* EXERCISE INSTRUCTIONS: Across these entries, work out how many lines carry the string "data", and give only that number.

* EXERCISE MATERIALS:

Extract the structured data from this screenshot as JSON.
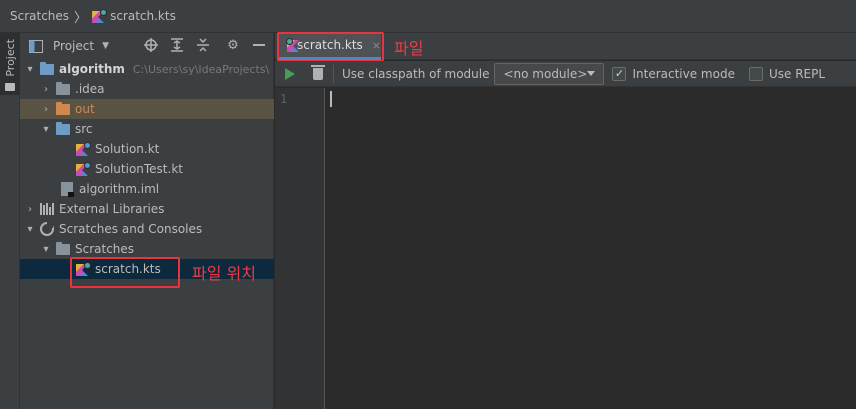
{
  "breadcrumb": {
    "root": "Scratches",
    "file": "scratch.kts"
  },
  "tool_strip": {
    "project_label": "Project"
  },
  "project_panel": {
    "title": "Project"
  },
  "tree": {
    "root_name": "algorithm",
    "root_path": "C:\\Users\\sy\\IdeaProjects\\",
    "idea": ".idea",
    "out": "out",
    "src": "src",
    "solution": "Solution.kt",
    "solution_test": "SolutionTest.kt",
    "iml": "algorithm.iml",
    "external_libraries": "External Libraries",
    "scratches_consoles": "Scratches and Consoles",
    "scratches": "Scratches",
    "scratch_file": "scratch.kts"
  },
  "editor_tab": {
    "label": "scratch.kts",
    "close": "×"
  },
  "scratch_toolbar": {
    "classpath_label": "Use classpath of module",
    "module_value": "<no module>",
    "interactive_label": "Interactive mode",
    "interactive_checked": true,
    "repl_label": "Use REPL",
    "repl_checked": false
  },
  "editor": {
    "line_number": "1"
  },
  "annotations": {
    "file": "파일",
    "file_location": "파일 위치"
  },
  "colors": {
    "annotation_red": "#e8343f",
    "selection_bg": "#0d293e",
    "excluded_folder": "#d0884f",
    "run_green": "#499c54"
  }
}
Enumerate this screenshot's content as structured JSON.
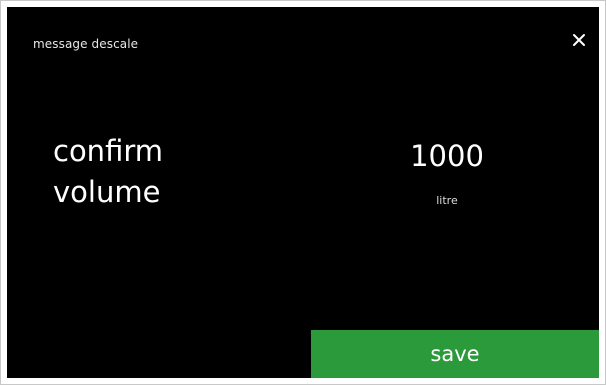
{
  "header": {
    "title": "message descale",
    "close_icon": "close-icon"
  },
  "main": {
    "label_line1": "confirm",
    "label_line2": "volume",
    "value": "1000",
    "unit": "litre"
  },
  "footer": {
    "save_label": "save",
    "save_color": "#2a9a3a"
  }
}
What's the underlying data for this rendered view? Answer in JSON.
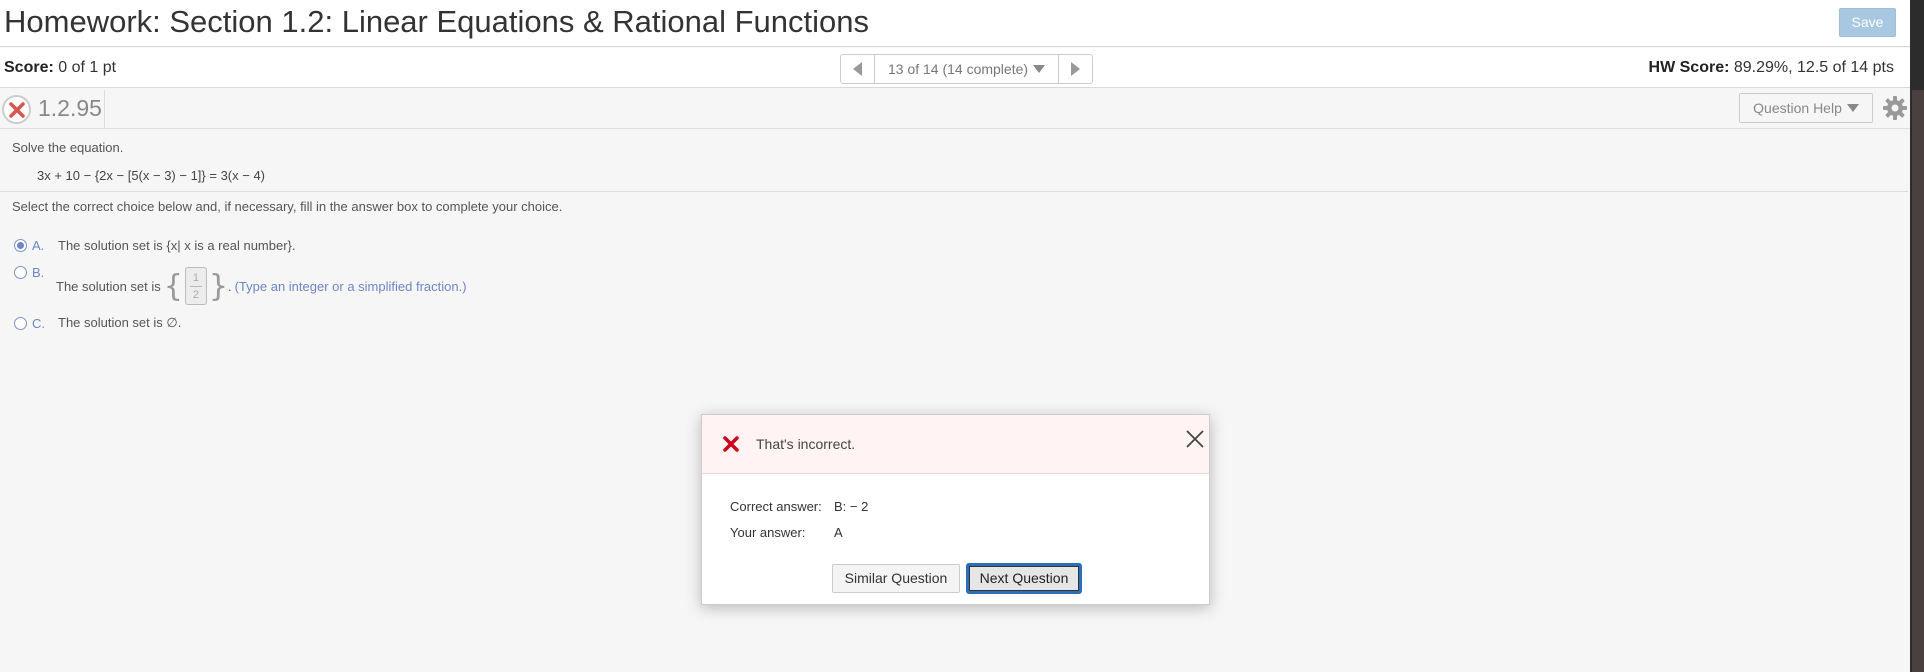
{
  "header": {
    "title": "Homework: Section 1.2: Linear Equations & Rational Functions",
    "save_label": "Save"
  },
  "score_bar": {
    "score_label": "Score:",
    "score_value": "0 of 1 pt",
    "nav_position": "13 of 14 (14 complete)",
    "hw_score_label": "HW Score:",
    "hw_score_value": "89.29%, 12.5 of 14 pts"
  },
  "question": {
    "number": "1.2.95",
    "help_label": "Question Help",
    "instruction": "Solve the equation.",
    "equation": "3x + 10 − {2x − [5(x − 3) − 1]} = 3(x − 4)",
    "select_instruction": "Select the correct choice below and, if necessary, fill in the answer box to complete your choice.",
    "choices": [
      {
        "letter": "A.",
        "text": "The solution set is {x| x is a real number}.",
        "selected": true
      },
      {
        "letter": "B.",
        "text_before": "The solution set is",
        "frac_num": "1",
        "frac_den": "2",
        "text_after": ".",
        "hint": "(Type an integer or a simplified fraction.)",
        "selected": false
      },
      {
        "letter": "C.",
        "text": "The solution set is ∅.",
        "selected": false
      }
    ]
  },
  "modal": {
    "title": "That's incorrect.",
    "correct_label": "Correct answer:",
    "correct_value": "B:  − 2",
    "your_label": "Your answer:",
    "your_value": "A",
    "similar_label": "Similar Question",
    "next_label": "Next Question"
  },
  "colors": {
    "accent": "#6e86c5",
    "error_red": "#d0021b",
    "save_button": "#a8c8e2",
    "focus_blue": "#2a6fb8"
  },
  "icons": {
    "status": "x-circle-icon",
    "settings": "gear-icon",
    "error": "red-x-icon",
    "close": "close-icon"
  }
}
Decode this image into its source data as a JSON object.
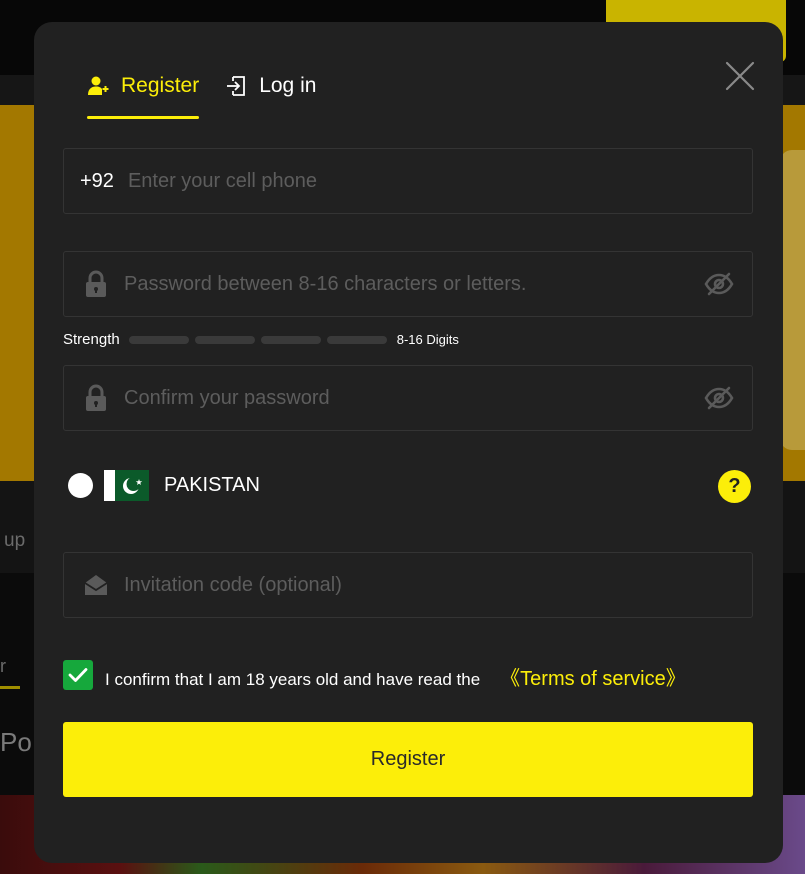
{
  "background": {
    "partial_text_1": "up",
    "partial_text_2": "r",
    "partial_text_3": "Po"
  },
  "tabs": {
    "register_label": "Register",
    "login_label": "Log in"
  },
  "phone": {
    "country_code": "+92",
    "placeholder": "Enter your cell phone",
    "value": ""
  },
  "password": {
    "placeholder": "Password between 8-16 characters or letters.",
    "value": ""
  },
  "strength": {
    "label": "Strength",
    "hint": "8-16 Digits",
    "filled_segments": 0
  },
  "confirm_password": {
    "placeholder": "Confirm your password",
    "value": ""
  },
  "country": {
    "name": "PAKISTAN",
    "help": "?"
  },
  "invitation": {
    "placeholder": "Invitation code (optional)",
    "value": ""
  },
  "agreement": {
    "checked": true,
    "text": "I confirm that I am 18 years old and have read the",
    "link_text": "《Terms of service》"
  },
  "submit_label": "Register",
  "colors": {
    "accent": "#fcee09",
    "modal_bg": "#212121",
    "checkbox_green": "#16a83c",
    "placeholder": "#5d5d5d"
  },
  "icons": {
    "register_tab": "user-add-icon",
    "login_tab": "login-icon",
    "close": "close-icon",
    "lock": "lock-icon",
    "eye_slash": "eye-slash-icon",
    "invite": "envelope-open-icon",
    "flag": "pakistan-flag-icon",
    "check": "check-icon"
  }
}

* ANSWER BOX: 3